For instance, a lawyer who is only used to real estate for primary residences will not be familiar with the nuances of investment property deals, negotiation, and leasing. The same is true for accounting, which will directly affect your bottom line if that professional isn't well-versed in depreciation and all the deductions real estate investors are entitled to.
Step 4: Execute
Now's the time to take action. Many beginner investors freeze up at this point. The idea is to take informed action and not get caught up in analysis paralysis. Here are some of the steps you should research and become comfortable with before executing your first investment.
Analyze: You need to make sure that after all the bills are paid, there's some money left over in the account. Simple as that. To understand how to analyze a property to uncover this, learn more about developing a proforma using a spreadsheet or software. This is the most important step in your investing journey. Will market rents cover all expenses, and then some?
Purchase: Using your newly established team, you can begin to put offers on properties that, through your analysis, you know will make good investments.
Stabilize: Investment property forecasting takes a bit of informed guesswork. Once you have the asset, now you get a better sense of the actual expenses and income on an ongoing basis. Record these, and use them for your analysis of future acquisitions.
Systemize: Document everything! Create to-do lists\ and lessons learned documents and start to build out your investment management as you would any other business -- using systems.

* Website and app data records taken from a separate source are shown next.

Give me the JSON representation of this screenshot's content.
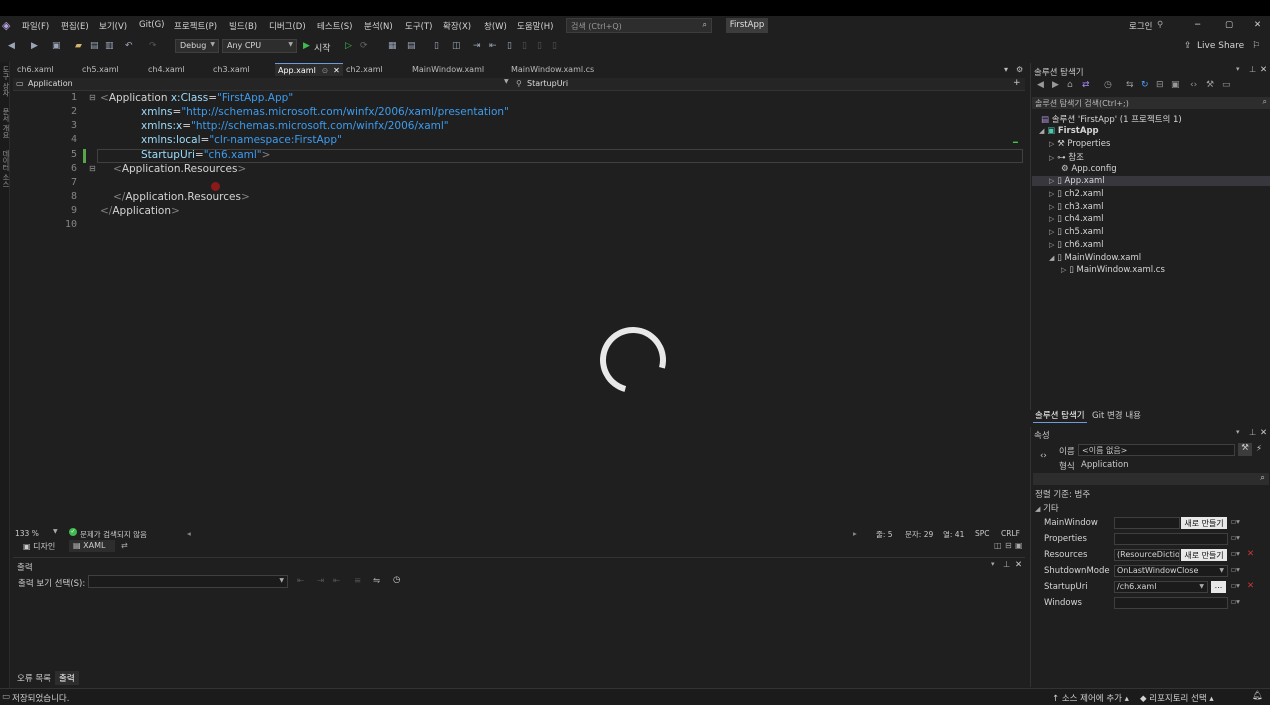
{
  "window": {
    "app_logo": "visual-studio-icon",
    "project_name": "FirstApp",
    "login": "로그인"
  },
  "menu": [
    "파일(F)",
    "편집(E)",
    "보기(V)",
    "Git(G)",
    "프로젝트(P)",
    "빌드(B)",
    "디버그(D)",
    "테스트(S)",
    "분석(N)",
    "도구(T)",
    "확장(X)",
    "창(W)",
    "도움말(H)"
  ],
  "search": {
    "placeholder": "검색 (Ctrl+Q)"
  },
  "toolbar": {
    "config": "Debug",
    "platform": "Any CPU",
    "start": "시작",
    "live_share": "Live Share"
  },
  "tabs": [
    "ch6.xaml",
    "ch5.xaml",
    "ch4.xaml",
    "ch3.xaml",
    "App.xaml",
    "ch2.xaml",
    "MainWindow.xaml",
    "MainWindow.xaml.cs"
  ],
  "active_tab": "App.xaml",
  "navbar": {
    "left": "Application",
    "right": "StartupUri"
  },
  "left_strip": [
    "도구 상자",
    "문서 개요",
    "데이터 소스"
  ],
  "code": {
    "line_numbers": [
      "1",
      "2",
      "3",
      "4",
      "5",
      "6",
      "7",
      "8",
      "9",
      "10"
    ],
    "l1_tag": "Application",
    "l1_attr": "x:Class",
    "l1_val": "\"FirstApp.App\"",
    "l2_attr": "xmlns",
    "l2_val": "\"http://schemas.microsoft.com/winfx/2006/xaml/presentation\"",
    "l3_attr": "xmlns:x",
    "l3_val": "\"http://schemas.microsoft.com/winfx/2006/xaml\"",
    "l4_attr": "xmlns:local",
    "l4_val": "\"clr-namespace:FirstApp\"",
    "l5_attr": "StartupUri",
    "l5_val": "\"ch6.xaml\"",
    "l6_tag": "Application.Resources",
    "l8_tag": "Application.Resources",
    "l9_tag": "Application"
  },
  "status_row": {
    "zoom": "133 %",
    "issues": "문제가 검색되지 않음",
    "line": "줄: 5",
    "char": "문자: 29",
    "col": "열: 41",
    "spc": "SPC",
    "crlf": "CRLF"
  },
  "view_tabs": {
    "design": "디자인",
    "xaml": "XAML"
  },
  "output": {
    "title": "출력",
    "source_label": "출력 보기 선택(S):"
  },
  "bottom_tabs": [
    "오류 목록",
    "출력"
  ],
  "statusbar": {
    "saved": "저장되었습니다.",
    "source_control": "소스 제어에 추가",
    "repo": "리포지토리 선택"
  },
  "solution_explorer": {
    "title": "솔루션 탐색기",
    "search_placeholder": "솔루션 탐색기 검색(Ctrl+;)",
    "solution": "솔루션 'FirstApp' (1 프로젝트의 1)",
    "project": "FirstApp",
    "items": [
      "Properties",
      "참조",
      "App.config",
      "App.xaml",
      "ch2.xaml",
      "ch3.xaml",
      "ch4.xaml",
      "ch5.xaml",
      "ch6.xaml",
      "MainWindow.xaml",
      "MainWindow.xaml.cs"
    ],
    "bottom_tabs": [
      "솔루션 탐색기",
      "Git 변경 내용"
    ]
  },
  "properties": {
    "title": "속성",
    "name_label": "이름",
    "name_value": "<이름 없음>",
    "type_label": "형식",
    "type_value": "Application",
    "sort": "정렬 기준: 범주",
    "category": "기타",
    "rows": [
      {
        "name": "MainWindow",
        "value": "",
        "button": "새로 만들기"
      },
      {
        "name": "Properties",
        "value": "",
        "button": ""
      },
      {
        "name": "Resources",
        "value": "(ResourceDictio...",
        "button": "새로 만들기"
      },
      {
        "name": "ShutdownMode",
        "value": "OnLastWindowClose",
        "button": ""
      },
      {
        "name": "StartupUri",
        "value": "/ch6.xaml",
        "button": "..."
      },
      {
        "name": "Windows",
        "value": "",
        "button": ""
      }
    ]
  },
  "colors": {
    "accent": "#6e9ae0",
    "bg": "#1f1f1f",
    "string": "#3d9cf0",
    "attr": "#9cdcfe"
  }
}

Down the road, as you grow and maybe add more team members, you'll be extremely thankful you document and use systems.
Step 5: Revise, repeat, grow
The feedback loop on real estate investing can be long, and sometimes costly. As you learn lessons, and you'll learn a lot of them, revise your previous assumption or system to ensure that you don't repeat any of those mistakes.
In terms of wealth generation, becoming a successful investor in real estate is one of the best strategies to deploy. There is an old adage that more millionaires and billionaires have been created through this investment vehicle than all others.
Hyperbole aside, real estate is the best strategy I have found to date for creating financial independence and flexibility. You need to educate yourself and surround yourself with like-minded people and those who are executing at a level you aspire to. After you have your network, team, and knowledge, it's time to execute.
Everyone makes mistakes, and your first journey into the real estate investing world will be no exception to this rule. The key to being a successful real estate investor is considered and constant action-taking.